“This is a very, very hot area in federal criminal practice in the United States. This is the opinion from the [U.S.] Supreme Court that, on a substantive criminal law basis, everyone is waiting for.”
Lord Black, along with former Hollinger executives Jack Boultbee and Mark Kipnis, have appealed their convictions under section 1346 to the U.S. Supreme Court.
The court is considering similar challenges from Jeffrey Skilling, the former president of Enron Corporation, and former Alaska state politician, Bruce Weyhrauch, who faces charges of soliciting legal work from a company that sought lower oil taxes from the state legislature. In the Weyhrauch case, a district court judge ordered evidence excluded from his trial related to an honest-services charge, and an appeals court ruled it was admissible, setting up the Supreme Court showdown.
Honest services is a quirky law originally conceived to keep public officials honest. But it has been used as a catchall to put white-collar criminals behind bars for various deceits. Lawyers and judges have grown increasingly critical of the law, calling it broad and vague. Just this week, federal prosecutors were reportedly looking at the law as a way of going after top Catholic church officials in Los Angeles, for covering up abuse of minors by priests.
In a 2003 case, federal appellate Judge Barrington Parker Jr. wrote: “It is quite clear that the statute imposes insufficient constraint on prosecutors, gives insufficient guidance to judges, and affords insufficient notice to defendants.”
The Supreme Court could choose to strike down the law, which could lead to those currently in jail for honest-services charges being able to seek release. The court could also uphold the law or it could seek to limit its reach by putting in restrictions on how it is applied or interpreted.
In the Black case, the charge centres on non-compete payments executives received in the sale of publications. Under Canadian law, such payments were tax-free at the time of the sale.
The jury dismissed the bulk of charges against the men which were grounded in fraud involving theft of money, but found them guilty on three counts of wire fraud for failing to provide the intangible right of honest services.
The problem with the law, said Jonathan Marcus, one of the lawyers who intervened in the Black appeal on behalf of the U.S. Criminal Defence Lawyers Association, is that it “gives prosecutors too much leeway and too much latitude. It’s vague and doesn’t provide clear guidance to the average citizen about what’s prohibited and what’s not. It’s very vulnerable to being invalidated.”

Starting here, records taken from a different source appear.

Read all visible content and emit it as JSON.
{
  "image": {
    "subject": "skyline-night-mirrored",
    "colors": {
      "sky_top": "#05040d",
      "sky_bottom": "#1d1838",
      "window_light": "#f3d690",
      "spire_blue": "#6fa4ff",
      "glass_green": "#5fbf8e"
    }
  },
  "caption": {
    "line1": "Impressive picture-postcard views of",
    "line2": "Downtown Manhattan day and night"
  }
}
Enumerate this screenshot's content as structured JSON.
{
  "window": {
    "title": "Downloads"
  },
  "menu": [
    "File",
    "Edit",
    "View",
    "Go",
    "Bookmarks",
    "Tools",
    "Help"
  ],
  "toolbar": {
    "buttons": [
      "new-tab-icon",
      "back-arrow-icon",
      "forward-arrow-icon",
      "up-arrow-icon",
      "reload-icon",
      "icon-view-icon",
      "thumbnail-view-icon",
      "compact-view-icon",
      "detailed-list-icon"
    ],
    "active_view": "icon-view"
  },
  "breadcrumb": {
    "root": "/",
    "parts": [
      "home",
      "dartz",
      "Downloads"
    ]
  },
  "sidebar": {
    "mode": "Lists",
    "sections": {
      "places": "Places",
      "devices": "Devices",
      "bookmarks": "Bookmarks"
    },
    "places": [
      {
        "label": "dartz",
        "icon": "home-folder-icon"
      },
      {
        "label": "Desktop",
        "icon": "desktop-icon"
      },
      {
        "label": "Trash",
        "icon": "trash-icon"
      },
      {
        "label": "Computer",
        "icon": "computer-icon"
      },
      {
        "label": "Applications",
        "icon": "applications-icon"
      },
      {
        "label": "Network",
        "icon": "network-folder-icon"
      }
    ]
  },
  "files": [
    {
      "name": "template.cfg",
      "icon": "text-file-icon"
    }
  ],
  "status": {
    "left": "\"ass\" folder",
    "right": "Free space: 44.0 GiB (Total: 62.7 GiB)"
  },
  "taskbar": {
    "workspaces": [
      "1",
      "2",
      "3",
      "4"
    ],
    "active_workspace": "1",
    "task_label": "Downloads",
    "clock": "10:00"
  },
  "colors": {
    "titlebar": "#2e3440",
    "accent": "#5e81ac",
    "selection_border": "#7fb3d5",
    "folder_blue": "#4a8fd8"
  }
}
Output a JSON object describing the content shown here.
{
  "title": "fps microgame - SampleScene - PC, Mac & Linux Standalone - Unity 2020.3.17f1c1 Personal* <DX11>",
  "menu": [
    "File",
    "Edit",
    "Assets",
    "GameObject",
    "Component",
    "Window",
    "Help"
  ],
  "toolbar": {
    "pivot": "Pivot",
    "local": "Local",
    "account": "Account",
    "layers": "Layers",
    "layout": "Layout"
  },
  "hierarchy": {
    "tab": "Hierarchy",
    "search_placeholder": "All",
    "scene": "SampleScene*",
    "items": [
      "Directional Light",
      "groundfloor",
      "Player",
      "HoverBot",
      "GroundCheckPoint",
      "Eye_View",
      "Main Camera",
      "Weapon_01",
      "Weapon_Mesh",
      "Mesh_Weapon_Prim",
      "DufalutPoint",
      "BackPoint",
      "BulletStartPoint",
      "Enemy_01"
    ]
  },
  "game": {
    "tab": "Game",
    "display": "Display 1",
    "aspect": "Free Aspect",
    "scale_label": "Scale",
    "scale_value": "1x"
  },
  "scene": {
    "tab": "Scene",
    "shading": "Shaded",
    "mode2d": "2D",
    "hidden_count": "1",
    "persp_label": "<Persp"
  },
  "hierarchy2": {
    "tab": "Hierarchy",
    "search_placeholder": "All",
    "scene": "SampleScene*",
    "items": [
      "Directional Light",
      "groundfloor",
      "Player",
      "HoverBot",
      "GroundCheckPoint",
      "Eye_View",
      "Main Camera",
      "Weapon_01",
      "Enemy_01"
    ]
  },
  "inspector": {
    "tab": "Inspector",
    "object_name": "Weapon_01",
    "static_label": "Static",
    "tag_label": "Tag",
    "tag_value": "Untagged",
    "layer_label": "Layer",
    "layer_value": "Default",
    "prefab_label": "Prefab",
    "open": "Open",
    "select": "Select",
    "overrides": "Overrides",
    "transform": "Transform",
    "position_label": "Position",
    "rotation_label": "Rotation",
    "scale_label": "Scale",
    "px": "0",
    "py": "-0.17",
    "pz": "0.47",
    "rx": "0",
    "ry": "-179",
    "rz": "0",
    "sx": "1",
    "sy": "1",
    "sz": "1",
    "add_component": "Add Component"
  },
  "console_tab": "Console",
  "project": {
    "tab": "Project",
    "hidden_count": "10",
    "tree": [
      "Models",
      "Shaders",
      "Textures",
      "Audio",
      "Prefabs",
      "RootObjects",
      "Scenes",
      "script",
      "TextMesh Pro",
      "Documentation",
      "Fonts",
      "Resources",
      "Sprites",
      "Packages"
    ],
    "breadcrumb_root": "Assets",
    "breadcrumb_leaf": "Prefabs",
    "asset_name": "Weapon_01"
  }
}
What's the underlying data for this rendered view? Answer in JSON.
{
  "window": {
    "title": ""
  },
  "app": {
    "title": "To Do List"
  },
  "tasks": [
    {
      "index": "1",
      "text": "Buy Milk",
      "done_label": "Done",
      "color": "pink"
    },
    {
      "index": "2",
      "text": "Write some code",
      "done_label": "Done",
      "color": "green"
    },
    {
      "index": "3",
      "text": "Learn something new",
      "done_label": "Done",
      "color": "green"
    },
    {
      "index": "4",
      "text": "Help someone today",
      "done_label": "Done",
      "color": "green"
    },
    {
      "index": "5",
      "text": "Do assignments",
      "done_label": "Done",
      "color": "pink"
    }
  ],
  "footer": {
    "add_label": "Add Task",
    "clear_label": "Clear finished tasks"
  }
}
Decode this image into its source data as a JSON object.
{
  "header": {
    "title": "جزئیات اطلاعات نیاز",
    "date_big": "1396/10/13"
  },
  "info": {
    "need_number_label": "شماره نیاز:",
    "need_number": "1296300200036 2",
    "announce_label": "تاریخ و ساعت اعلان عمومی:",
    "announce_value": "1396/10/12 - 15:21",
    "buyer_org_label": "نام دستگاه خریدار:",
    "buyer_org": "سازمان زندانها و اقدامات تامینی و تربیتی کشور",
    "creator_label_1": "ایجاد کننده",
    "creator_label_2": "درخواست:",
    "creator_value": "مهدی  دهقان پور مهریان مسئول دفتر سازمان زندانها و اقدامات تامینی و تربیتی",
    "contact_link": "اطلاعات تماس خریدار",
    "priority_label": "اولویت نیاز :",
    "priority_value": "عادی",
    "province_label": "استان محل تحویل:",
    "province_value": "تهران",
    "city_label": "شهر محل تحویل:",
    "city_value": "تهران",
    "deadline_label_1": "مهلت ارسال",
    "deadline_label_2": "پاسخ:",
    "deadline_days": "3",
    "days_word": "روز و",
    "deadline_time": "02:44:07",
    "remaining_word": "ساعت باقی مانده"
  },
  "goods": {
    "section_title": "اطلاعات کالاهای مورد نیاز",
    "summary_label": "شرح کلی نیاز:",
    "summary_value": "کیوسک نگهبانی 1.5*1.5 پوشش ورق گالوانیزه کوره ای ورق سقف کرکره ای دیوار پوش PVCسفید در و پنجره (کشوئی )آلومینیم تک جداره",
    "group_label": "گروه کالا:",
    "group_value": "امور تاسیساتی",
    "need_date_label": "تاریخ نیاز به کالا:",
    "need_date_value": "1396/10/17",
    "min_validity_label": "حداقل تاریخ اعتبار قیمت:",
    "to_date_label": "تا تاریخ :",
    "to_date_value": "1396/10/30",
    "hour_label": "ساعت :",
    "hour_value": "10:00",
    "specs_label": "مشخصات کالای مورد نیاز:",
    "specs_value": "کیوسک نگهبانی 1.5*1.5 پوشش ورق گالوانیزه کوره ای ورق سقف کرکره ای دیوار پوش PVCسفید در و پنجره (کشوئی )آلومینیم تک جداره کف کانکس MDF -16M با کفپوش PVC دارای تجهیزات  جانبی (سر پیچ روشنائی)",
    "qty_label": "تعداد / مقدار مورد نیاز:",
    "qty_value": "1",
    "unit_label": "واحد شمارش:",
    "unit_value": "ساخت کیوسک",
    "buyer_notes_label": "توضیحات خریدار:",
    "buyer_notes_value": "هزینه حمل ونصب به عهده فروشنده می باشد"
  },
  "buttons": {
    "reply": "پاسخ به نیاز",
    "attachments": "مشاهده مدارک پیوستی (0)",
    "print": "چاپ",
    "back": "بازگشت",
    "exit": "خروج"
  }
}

Lord Black’s lawyers have argued that “the government has stretched this malleable phrase, unknown in the common law, far beyond the public corruption context that gave rise to its enactment, treating the statute as ‘nothing more than an invitation for federal courts to develop a common-law crime of unethical conduct.’”
The main thrust of the appeal is that the prosecutors had to show some sort of harm flowed to Hollinger, which the defence said the prosecutors failed to do and the jury instructions omitted. The government takes the position that it does not have to show economic harm to get a conviction.
The law was enacted in 1988 essentially to undo a Supreme Court ruling that the government could not use the fraud laws as they were worded at the time to prosecute schemes that deprived citizens of the intangible right to honest services.
The U.S. Chamber of Commerce has attacked the law, noting in its legal brief that it “imposes an unwarranted burden on American companies and executives who are entitled to fair notice of what conduct is and is not prohibited.”
The Citizens for Responsibility and Ethics in Washington has joined the government’s side, arguing that imposing a harm test on the law would “deprive prosecutors of this critical tool,” which the group says is used to “indict public officials on the basis of their intentional non-disclosure of a material conflict of interest.”
The court must rule on the matter before its term recesses in June.